|Birth name||James Avery Parrish|
January 24, 1917|
Birmingham, Alabama, US
December 10, 1959 (aged 42)|
New York City, New York, US
|Occupation(s)||Musician, composer, arranger|
|Associated acts||Erskine Hawkins|
James Avery Parrish (January 24, 1917 – December 10, 1959) was an American jazz pianist, composer and arranger. He wrote and recorded "After Hours". Injuries from a bar fight in 1943 ended his career as a pianist.
Parrish studied at the Alabama State Teachers College, where he played in the Bama State Collegians, an ensemble led by Erskine Hawkins. He remained in Hawkins's employ until 1942, and recorded with him extensively. Parrish wrote the music to "After Hours", and a 1940 recording of the tune with Hawkins's orchestra resulted in its becoming a jazz standard. He also wrote arrangements for Hawkins.

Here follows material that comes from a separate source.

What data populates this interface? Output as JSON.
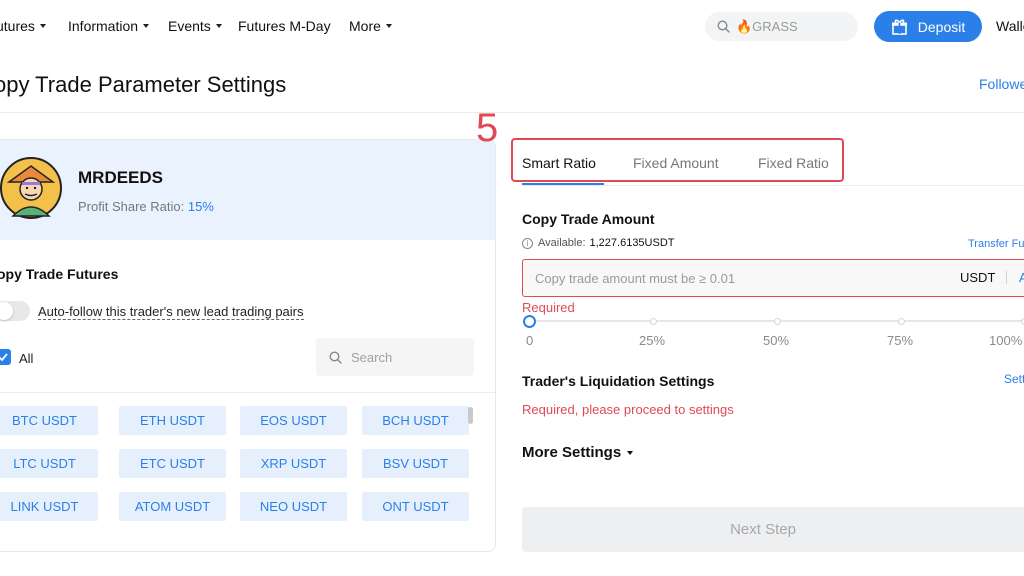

In August 1942 Parrish was injured in a car crash that killed Marcellus Green, one of Hawkins's trumpeters. They were in a group of five in the vehicle, driving between Pittsburgh and Chattanooga to gigs when it overturned. Parrish left Hawkins later that year and moved to California. He was a commercially successful solo pianist there. He was involved in a bar fight in 1943 – he was hit in the head by a bar stool – which put him in hospital for a few months. This left him partly paralyzed; he was unable to play music for the rest of his life.
Parrish died of unknown causes on December 10, 1959. A contemporary report stated that he "had been found lying in Harlem streets five days before he died at the Harlem Hospital. There were no marks of violence on his body." Author and music executive Arnold Shaw stated that Parrish suffered "a fall down a flight of stairs". At the time, Parrish was living with his mother on Saint Nicholas Avenue and "working as a porter for a local bottling company." He was buried in Ferncliff Cemetery, New York. He was survived by his mother and a brother, Julian.

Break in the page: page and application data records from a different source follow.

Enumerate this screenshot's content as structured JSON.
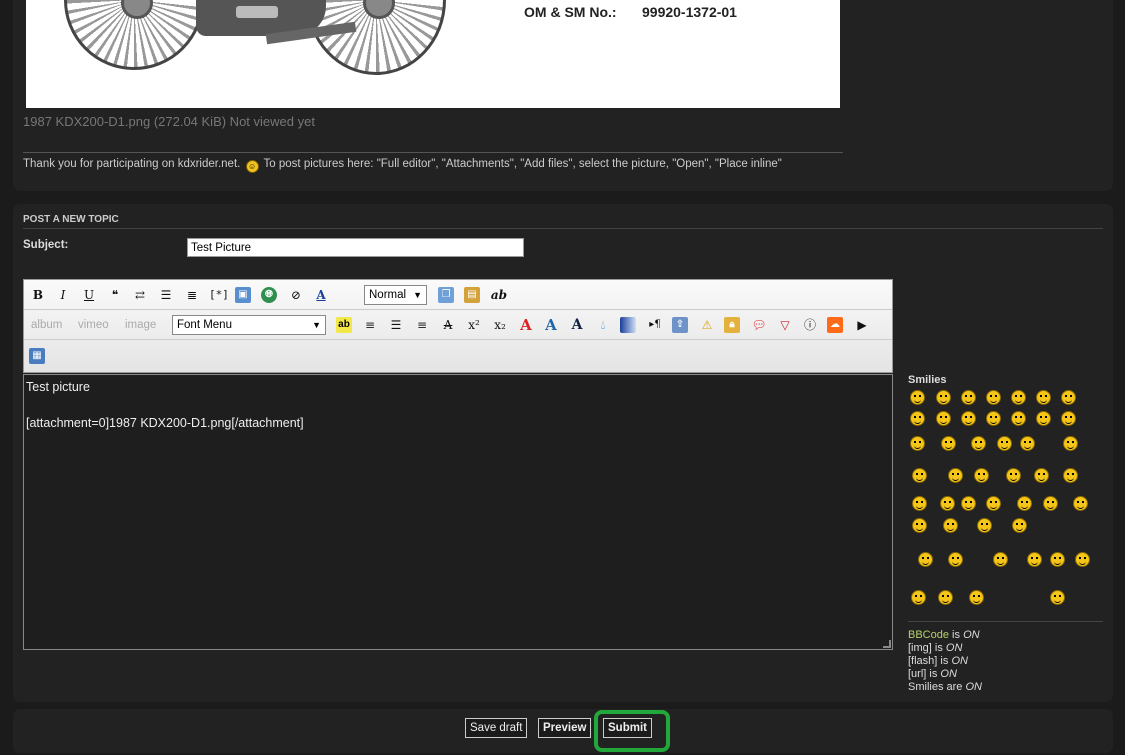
{
  "attachment": {
    "om_label": "OM & SM No.:",
    "om_value": "99920-1372-01",
    "caption": "1987 KDX200-D1.png (272.04 KiB) Not viewed yet"
  },
  "notice": {
    "text_before": "Thank you for participating on kdxrider.net.",
    "text_after": "To post pictures here: \"Full editor\", \"Attachments\", \"Add files\", select the picture, \"Open\", \"Place inline\""
  },
  "post": {
    "section_title": "POST A NEW TOPIC",
    "subject_label": "Subject:",
    "subject_value": "Test Picture",
    "message": "Test picture\n\n[attachment=0]1987 KDX200-D1.png[/attachment]"
  },
  "toolbar": {
    "bold": "B",
    "italic": "I",
    "underline": "U",
    "size_select": "Normal",
    "font_select": "Font Menu",
    "album": "album",
    "vimeo": "vimeo",
    "image": "image",
    "replace": "ab",
    "superscript": "x²",
    "subscript": "x₂"
  },
  "smilies": {
    "title": "Smilies"
  },
  "status": {
    "bbcode_label": "BBCode",
    "bbcode_state": "ON",
    "img_label": "[img]",
    "img_state": "ON",
    "flash_label": "[flash]",
    "flash_state": "ON",
    "url_label": "[url]",
    "url_state": "ON",
    "smilies_label": "Smilies are",
    "smilies_state": "ON",
    "is_word": "is"
  },
  "buttons": {
    "save_draft": "Save draft",
    "preview": "Preview",
    "submit": "Submit"
  },
  "colors": {
    "accent_green": "#22a83a",
    "bbcode_link": "#b5d26b"
  }
}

In 1979, Parrish was inducted into the Alabama Jazz Hall of Fame.
- Eagle, Bob; LeBlanc, Eric S (2013) Blues: A Regional Experience. Praeger. p. 45.
- Yanow, Scott. "Avery Parrish – Artist Biography". AllMusic. Retrieved August 10, 2014.
- Lambert, Katherine Kent (November 18, 1939) "Birmingham News". The Chicago Defender. p. 10.
- "Musician Avery Parrish Dies". The Pittsburgh Courier. January 2, 1960. p. 23. Retrieved August 10, 2014 – via Newspapers.com.
- McMillan, Allan (November 16, 1935) "Hi Hattin' in Harlem". The Chicago Defender. p. 9.
- McMillan, Allan (July 4, 1964) "On Broadway: Private Papers of a Dawn Patroller". New Pittsburgh Courier p. 15.
- "'Record Man' Returns to WOR Program" (May 9, 1942) The Pittsburgh Courier. p. 20.
- McCarthy, Albert J (1974) Big Band Jazz. Putnam. p. 233.
- "Erskine Hawkins Bandsman Is Killed: Hawkins Bandsman Killed in Accident Avery Parrish, Pianist. Among Others Hurt in Auto Capsizing". (August 15, 1942) New York Amsterdam Star-News. p. 1.
- "Hawkins Band Member Dies in Car Crash". (August 15, 1942) The Pittsburgh Courier. p. 1.
- "Rowe's Notebook". (October 17, 1942) The Pittsburgh Courier. p. 20.
- Shaw, Arnold (1978) Honkers and Shouters: The Golden Years of Rhythm and Blues. Collier. p. 60. ISBN 978-0-02-061760-0.
- "Avery Parrish, Erskine Hawkins' Swing Pianist, Is Still Alive!". (August 14, 1943) The Pittsburgh Courier. p. 20.
- "Avery Parrish Leaves Hospital". (November 6, 1943) The Pittsburgh Courier. p. 19.
- Bruyninckx, Walter (1981) 60 Years of Recorded Jazz 1917–1977, Volume 9. W. Bruyninckx. p. 97.
- "Avery Parrish Pianist Dies; Was Composer". (December 19, 1959) New York Amsterdam News. p. 38.